– QUIRKY playful, witty, merry, good-humoured …1856 Sc. & Eng. dial.
– RAMPER playful …Bk1905 Eng. dial.
– SUBRISIVE smiling, playful …1867
– SUBRISORY smiling, playful …1860
playful – person
– FRATCH a rude, quarrelsome person; a playful or frolicsome child …19C Eng. dial.
– GIGLET a giddy, laughing, romping girl; a merry, light-hearted, playful girl …a1340
– GINKIE † a merry, light-hearted, playful girl; a giglet …1825 Sc.
– MAWMOOIN a blockhead, a simpleton; a playful, teasing youth or girl; literally ‘mow the moon’ …1871 Eng. dial.
– TANTARABOBUS a noisy, playful child …Bk1905 Eng. dial.
– TANTRABOBUS a noisy, playful child …Bk1882 Eng. dial.
– WANTON † a person, esp. a child, of playful, roguish or sportive conduct; sometimes used as a term of endearment …1589
 
PLAYFULLY – adverbs
– GAMEFULLY † playfully, jestingly …1387
– GAMELY † blithely, joyfully, playfully, excellently …a1300
– GAMESOMELY playfully, sportively …1601
 
PLAYFULNESS – nouns
– GAMALERIE † playfulness, fun, frolic …1818 Eng. dial.
 
PLAYGROUND – nouns
– CAMPO † a play-field, a play-ground …1612 school sl.
– PLAY-DIDDLE any piece of playground equipment …1991 Amer. dial.
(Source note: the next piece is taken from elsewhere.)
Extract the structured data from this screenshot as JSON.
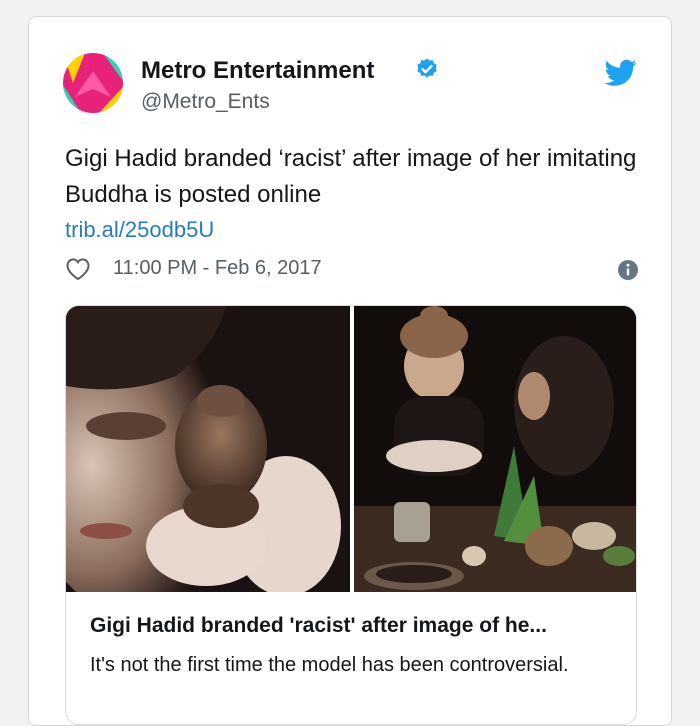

playground – person 
– PARKY a playground attendant or other park employee …1941 Amer. dial.
 
PLAYMATE – person
– LAKE-LADS companions, playmates …1896 Eng. dial.
– LAKE-LASSES female companions or playmates …1849 Eng. dial.
 
PLAYTHING – nouns
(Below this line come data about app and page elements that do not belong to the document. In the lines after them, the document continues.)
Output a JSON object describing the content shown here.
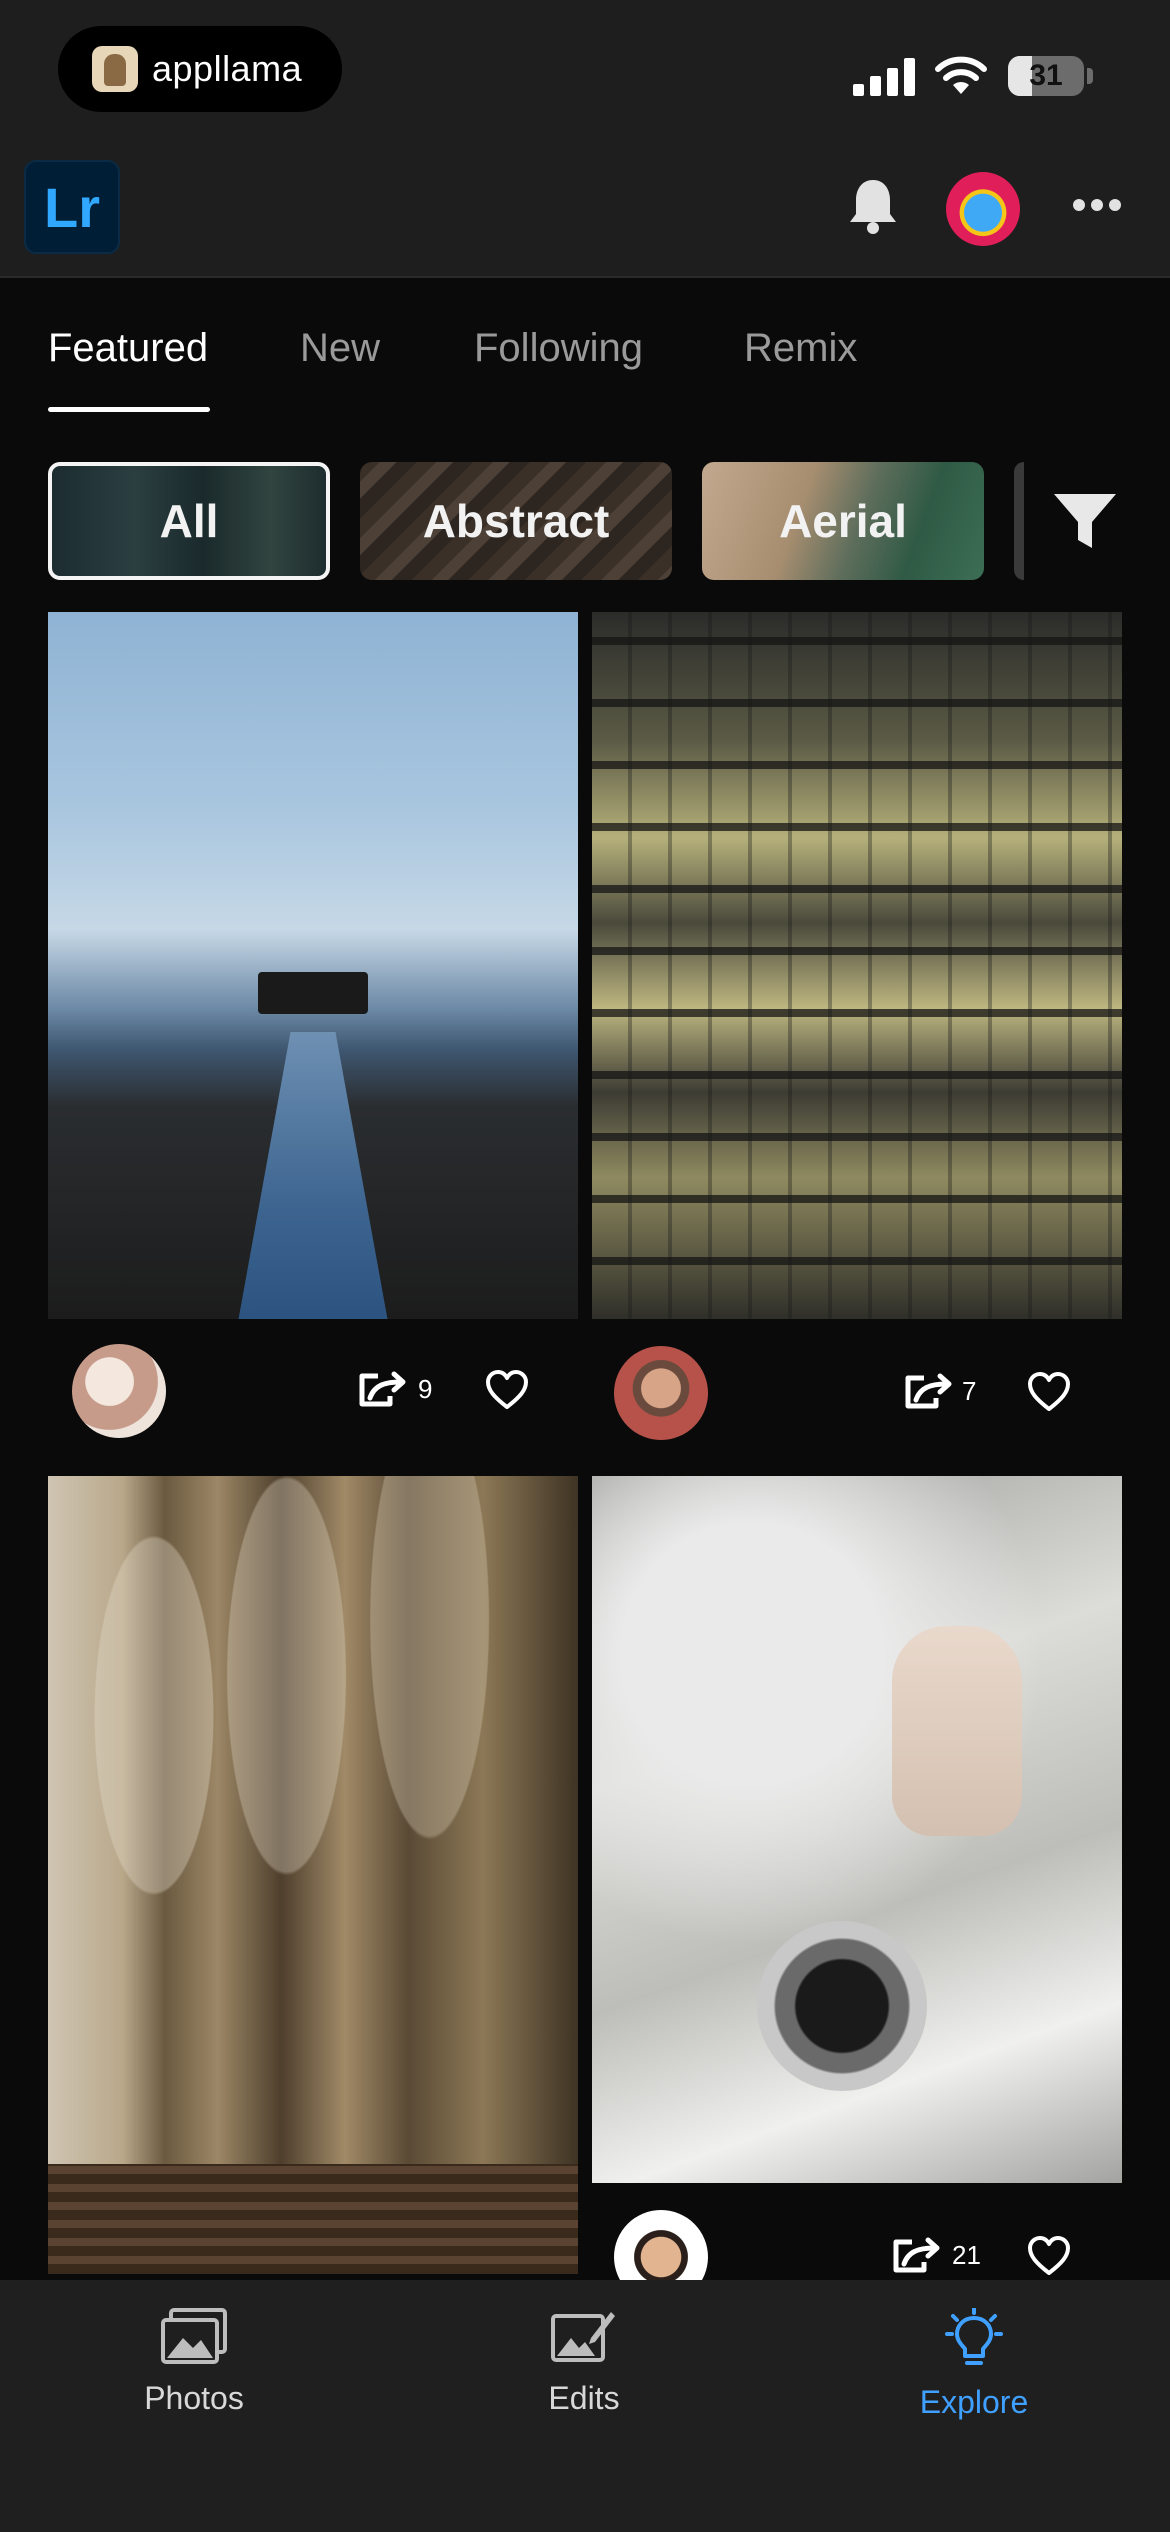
{
  "status_bar": {
    "carrier_app": "appllama",
    "battery_level": "31",
    "battery_fraction": 0.31
  },
  "header": {
    "app_logo": "Lr"
  },
  "tabs": [
    {
      "label": "Featured",
      "active": true
    },
    {
      "label": "New",
      "active": false
    },
    {
      "label": "Following",
      "active": false
    },
    {
      "label": "Remix",
      "active": false
    }
  ],
  "chips": [
    {
      "label": "All",
      "selected": true
    },
    {
      "label": "Abstract",
      "selected": false
    },
    {
      "label": "Aerial",
      "selected": false
    }
  ],
  "cards": [
    {
      "remix_count": "9"
    },
    {
      "remix_count": "7"
    },
    {
      "remix_count": ""
    },
    {
      "remix_count": "21"
    }
  ],
  "bottom_nav": [
    {
      "label": "Photos",
      "icon": "photos-icon",
      "active": false
    },
    {
      "label": "Edits",
      "icon": "edits-icon",
      "active": false
    },
    {
      "label": "Explore",
      "icon": "lightbulb-icon",
      "active": true
    }
  ],
  "colors": {
    "accent": "#3fa0ff",
    "lr_brand": "#31a8ff",
    "background": "#0a0a0a",
    "bar_background": "#1e1e1e"
  }
}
– BAIRN’S-LAKINS children’s playthings, toys …1891 Eng. dial.
– BAUBLE † a child’s plaything or toy …c1460
– BEAUBELET †* a small toy, trinket, plaything …c1205
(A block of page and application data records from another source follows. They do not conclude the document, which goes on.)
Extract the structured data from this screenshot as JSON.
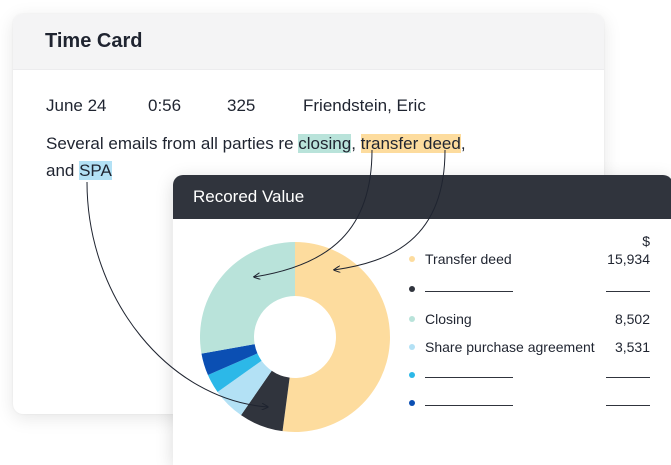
{
  "timecard": {
    "title": "Time Card",
    "entry": {
      "date": "June 24",
      "duration": "0:56",
      "code": "325",
      "name": "Friendstein, Eric"
    },
    "description": {
      "prefix": "Several emails from all parties re ",
      "closing": "closing",
      "sep1": ", ",
      "transfer": "transfer deed",
      "sep2": ",",
      "and": "and ",
      "spa": "SPA"
    }
  },
  "value_card": {
    "title": "Recored Value",
    "currency": "$",
    "legend": [
      {
        "label": "Transfer deed",
        "value": "15,934",
        "color": "#fddc9e"
      },
      {
        "label": "",
        "value": "",
        "color": "#30343d"
      },
      {
        "label": "Closing",
        "value": "8,502",
        "color": "#b9e3da"
      },
      {
        "label": "Share purchase agreement",
        "value": "3,531",
        "color": "#b3e1f5"
      },
      {
        "label": "",
        "value": "",
        "color": "#2cb8e8"
      },
      {
        "label": "",
        "value": "",
        "color": "#0b4fb3"
      }
    ]
  },
  "chart_data": {
    "type": "pie",
    "donut": true,
    "categories": [
      "Transfer deed",
      "",
      "",
      "",
      "",
      "Closing"
    ],
    "values": [
      15934,
      2300,
      1700,
      1000,
      1150,
      8502
    ],
    "colors": [
      "#fddc9e",
      "#30343d",
      "#b3e1f5",
      "#2cb8e8",
      "#0b4fb3",
      "#b9e3da"
    ]
  }
}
– BOCH a child’s plaything …Bk1911 Sc.
– DIDO a plaything; also used as a term to denote articles which do not give satisfaction to the owner …1892 Eng. dial.
– DIE a toy, a plaything, a geegaw …1816 Sc.
– GAMBOL † a toy, a plaything …1581
– GAUD a plaything, a toy; also, something gaudy; a showy ornament, a piece of finery; a gewgaw …c1430 
– GAWD a plaything, a toy; also, something gaudy; a showy ornament, a piece of finery; a gewgaw …c1430 
– HAPPY a toy or plaything …1924 Amer. dial.
– INGRYDOORIE a burning stick waved about in the dark by children as a plaything …1904 Sc. 
– JAPE † a trifle, a toy, a trinket, a plaything …1436
– LAIRKIN † a plaything, a toy …c1440 obs. exc. Eng. dial.
– LAKE a toy, a plaything …1887 Sc.
– LAKIN † a plaything, a toy …c1440 obs. exc. Eng. dial.
– LAKING a toy, a plaything; a trifle …1790 Eng. dial.
– LALIE a child’s toy …1898 Sc.
– LALL a child’s toy, a plaything …1838 Sc.
– LALLIE a child’s toy, a plaything …1838 Sc.
– PLAYMENT a toy, a plaything …1936 Amer. dial.
– PLAY-PRETTY a child’s plaything; a toy …1902 Amer. dial.